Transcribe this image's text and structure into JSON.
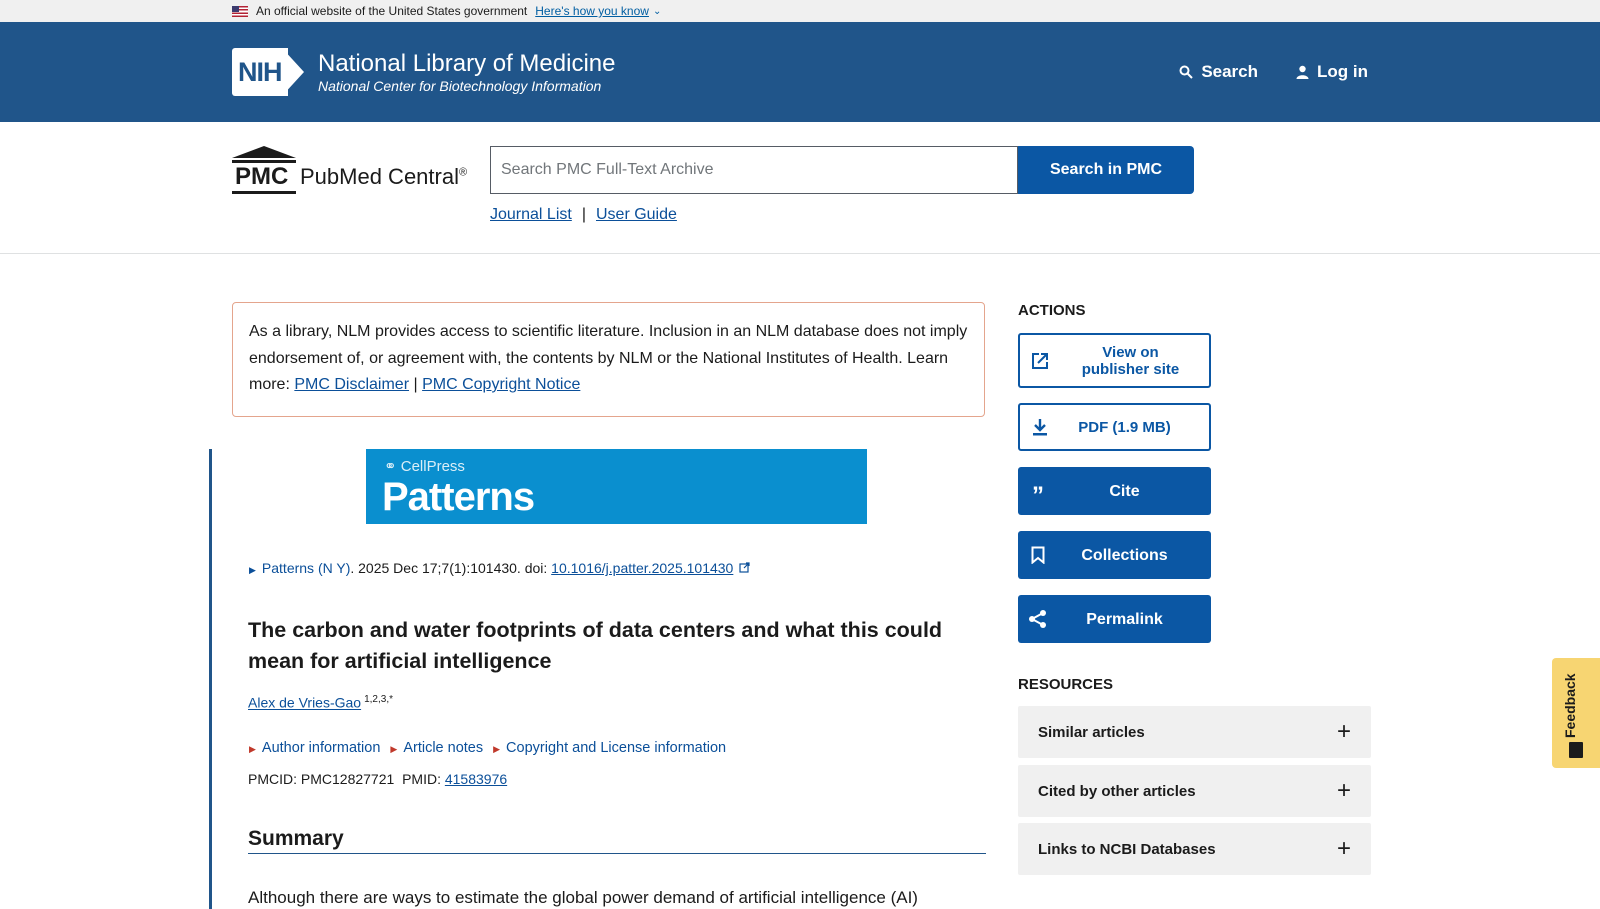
{
  "gov_banner": {
    "text": "An official website of the United States government",
    "link": "Here's how you know"
  },
  "nih": {
    "badge": "NIH",
    "title": "National Library of Medicine",
    "subtitle": "National Center for Biotechnology Information",
    "search_label": "Search",
    "login_label": "Log in"
  },
  "pmc": {
    "letters": "PMC",
    "name": "PubMed Central",
    "reg": "®",
    "search_placeholder": "Search PMC Full-Text Archive",
    "search_button": "Search in PMC",
    "journal_list": "Journal List",
    "separator": "|",
    "user_guide": "User Guide"
  },
  "disclaimer": {
    "text": "As a library, NLM provides access to scientific literature. Inclusion in an NLM database does not imply endorsement of, or agreement with, the contents by NLM or the National Institutes of Health.",
    "learn_more": "Learn more:",
    "link1": "PMC Disclaimer",
    "sep": "|",
    "link2": "PMC Copyright Notice"
  },
  "journal_banner": {
    "publisher": "CellPress",
    "journal": "Patterns"
  },
  "citation": {
    "journal": "Patterns (N Y)",
    "details": ". 2025 Dec 17;7(1):101430. doi: ",
    "doi": "10.1016/j.patter.2025.101430"
  },
  "article": {
    "title": "The carbon and water footprints of data centers and what this could mean for artificial intelligence",
    "author": "Alex de Vries-Gao",
    "author_sup": "1,2,3,*",
    "links": [
      "Author information",
      "Article notes",
      "Copyright and License information"
    ],
    "pmcid_label": "PMCID: PMC12827721",
    "pmid_label": "PMID:",
    "pmid": "41583976",
    "section": "Summary",
    "abstract_start": "Although there are ways to estimate the global power demand of artificial intelligence (AI)"
  },
  "sidebar": {
    "actions_heading": "ACTIONS",
    "view_publisher": "View on publisher site",
    "pdf": "PDF (1.9 MB)",
    "cite": "Cite",
    "collections": "Collections",
    "permalink": "Permalink",
    "resources_heading": "RESOURCES",
    "resources": [
      "Similar articles",
      "Cited by other articles",
      "Links to NCBI Databases"
    ]
  },
  "feedback": "Feedback",
  "colors": {
    "nih_blue": "#20558a",
    "button_blue": "#0b57a4",
    "journal_banner": "#0a8fcf",
    "feedback_yellow": "#f7d572"
  }
}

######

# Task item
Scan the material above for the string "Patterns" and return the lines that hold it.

# Problem solution
    "journal": "Patterns"
    "journal": "Patterns (N Y)",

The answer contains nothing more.